Bronte is watching Scandal
A few weeks ago I read Nina’s post on the best female leads currently on TV and was inspired to watch Scandal, starring Kerry Washington as former White House Communications Director, professional fixer and fashionista.
Created by Shonda Rhimes (of Grey’s Anatomy fame which should give you some idea where the show’s heading, though Scandal’s tone is decidedly less girly than the former), the show takes place in Washington, D.C. and focuses on Olivia’s crisis management firm, Pope & Associates. I’m still not really sure how to sum up what the firm does - they’re lawyers / detectives / computer hackers / self-described ‘gladiators’ and every staff member is someone Olivia has ‘done a fix for’, instilling in them intense loyalty to their leader. There’s this creepily addictive cult-like feel to their interactions, somewhat akin to what I imagine warriors may have felt going into battle. (If you ever did watch Grey’s you might remember their use of the phrase ‘we’re his people’, ‘you’re my person’ ‘we’re in this together… people’ and etc. This is taken to a whole other level with Scandal and I’ve got to admit, I’m a fan.)
Given Olivia’s connection with the White House - both professionally and personally (Unsuitable Romance Alert!) - the show also covers the going ons at the White House, everything from family dramas to shady political dealings, from sexy sex to murder.
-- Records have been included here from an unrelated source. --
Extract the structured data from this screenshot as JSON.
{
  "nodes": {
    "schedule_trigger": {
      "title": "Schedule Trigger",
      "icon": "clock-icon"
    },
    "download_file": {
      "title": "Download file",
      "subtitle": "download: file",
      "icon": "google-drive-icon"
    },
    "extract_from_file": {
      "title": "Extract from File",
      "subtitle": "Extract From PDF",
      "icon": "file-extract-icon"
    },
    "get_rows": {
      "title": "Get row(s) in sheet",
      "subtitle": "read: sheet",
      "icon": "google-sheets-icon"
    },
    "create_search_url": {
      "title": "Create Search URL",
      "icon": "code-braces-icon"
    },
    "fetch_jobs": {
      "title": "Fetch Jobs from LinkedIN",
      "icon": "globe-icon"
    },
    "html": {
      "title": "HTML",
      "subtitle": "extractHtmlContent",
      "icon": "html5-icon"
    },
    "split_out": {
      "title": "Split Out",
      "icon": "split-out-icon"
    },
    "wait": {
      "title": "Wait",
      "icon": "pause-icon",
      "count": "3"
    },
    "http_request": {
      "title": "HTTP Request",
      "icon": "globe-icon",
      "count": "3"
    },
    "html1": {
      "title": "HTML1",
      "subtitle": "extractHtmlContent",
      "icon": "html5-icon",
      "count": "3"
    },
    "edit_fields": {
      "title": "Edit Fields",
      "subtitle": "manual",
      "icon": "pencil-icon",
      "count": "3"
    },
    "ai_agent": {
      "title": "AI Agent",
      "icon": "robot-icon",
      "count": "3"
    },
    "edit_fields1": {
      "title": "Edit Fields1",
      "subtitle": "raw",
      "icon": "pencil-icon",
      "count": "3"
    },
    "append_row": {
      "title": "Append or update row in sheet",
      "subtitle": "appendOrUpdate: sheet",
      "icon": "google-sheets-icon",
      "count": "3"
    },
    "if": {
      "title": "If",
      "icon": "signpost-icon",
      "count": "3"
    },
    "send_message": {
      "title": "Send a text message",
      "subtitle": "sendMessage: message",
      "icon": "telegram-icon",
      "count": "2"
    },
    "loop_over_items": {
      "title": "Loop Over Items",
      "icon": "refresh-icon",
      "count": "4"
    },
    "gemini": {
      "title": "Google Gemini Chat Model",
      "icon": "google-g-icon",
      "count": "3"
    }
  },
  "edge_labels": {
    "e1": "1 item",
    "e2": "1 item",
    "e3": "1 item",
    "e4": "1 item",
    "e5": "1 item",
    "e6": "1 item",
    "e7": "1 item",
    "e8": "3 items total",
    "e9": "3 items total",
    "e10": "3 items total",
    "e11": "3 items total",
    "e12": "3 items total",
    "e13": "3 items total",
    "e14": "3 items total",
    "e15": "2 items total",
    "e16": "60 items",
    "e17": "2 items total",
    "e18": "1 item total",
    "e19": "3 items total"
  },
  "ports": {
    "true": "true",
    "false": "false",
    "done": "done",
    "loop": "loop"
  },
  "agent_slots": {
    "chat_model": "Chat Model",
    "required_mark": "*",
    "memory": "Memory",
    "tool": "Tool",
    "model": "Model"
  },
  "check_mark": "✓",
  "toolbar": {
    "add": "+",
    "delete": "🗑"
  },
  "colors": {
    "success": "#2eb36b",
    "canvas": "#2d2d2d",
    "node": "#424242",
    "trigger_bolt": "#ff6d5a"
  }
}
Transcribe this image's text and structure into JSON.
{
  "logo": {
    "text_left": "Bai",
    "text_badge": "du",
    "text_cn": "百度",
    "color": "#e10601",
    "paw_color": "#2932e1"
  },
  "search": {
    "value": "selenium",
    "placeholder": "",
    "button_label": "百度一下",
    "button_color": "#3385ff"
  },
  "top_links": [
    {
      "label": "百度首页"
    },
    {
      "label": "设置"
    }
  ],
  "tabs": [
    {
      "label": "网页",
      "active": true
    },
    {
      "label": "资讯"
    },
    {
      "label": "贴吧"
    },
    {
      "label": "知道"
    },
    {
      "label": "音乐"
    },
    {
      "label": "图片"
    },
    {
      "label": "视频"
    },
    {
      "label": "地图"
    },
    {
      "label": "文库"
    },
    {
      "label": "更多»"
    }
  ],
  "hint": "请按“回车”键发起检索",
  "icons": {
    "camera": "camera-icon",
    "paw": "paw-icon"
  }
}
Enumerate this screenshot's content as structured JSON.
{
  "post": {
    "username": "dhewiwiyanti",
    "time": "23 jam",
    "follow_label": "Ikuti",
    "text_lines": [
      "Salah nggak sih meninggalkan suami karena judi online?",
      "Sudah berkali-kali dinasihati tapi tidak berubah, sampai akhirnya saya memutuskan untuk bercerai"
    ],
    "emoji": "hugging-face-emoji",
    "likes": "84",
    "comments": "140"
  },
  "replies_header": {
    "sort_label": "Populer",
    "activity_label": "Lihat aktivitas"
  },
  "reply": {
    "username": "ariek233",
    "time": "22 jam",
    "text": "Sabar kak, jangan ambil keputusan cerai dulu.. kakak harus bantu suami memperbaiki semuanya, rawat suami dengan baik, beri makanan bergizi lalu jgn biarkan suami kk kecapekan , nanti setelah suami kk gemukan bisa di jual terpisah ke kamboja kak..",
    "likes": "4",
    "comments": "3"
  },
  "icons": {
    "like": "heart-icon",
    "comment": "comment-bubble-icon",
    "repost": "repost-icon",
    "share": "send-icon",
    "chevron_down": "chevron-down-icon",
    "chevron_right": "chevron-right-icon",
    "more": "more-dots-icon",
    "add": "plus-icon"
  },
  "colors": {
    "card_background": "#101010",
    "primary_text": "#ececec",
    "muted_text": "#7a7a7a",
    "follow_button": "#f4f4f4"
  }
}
Yet, despite the rave it’s getting in the US, and the local love for its inferior compadre Revenge, Scandal has not taken off in Australia - yet. Andrew Murfett queries the reason for this on Junkee and aptly calls the show ‘a frothy guilty pleasure’. I heartily agree - it’s fast-paced melodrama with a basis in important issues, and a whole lot of fun to watch.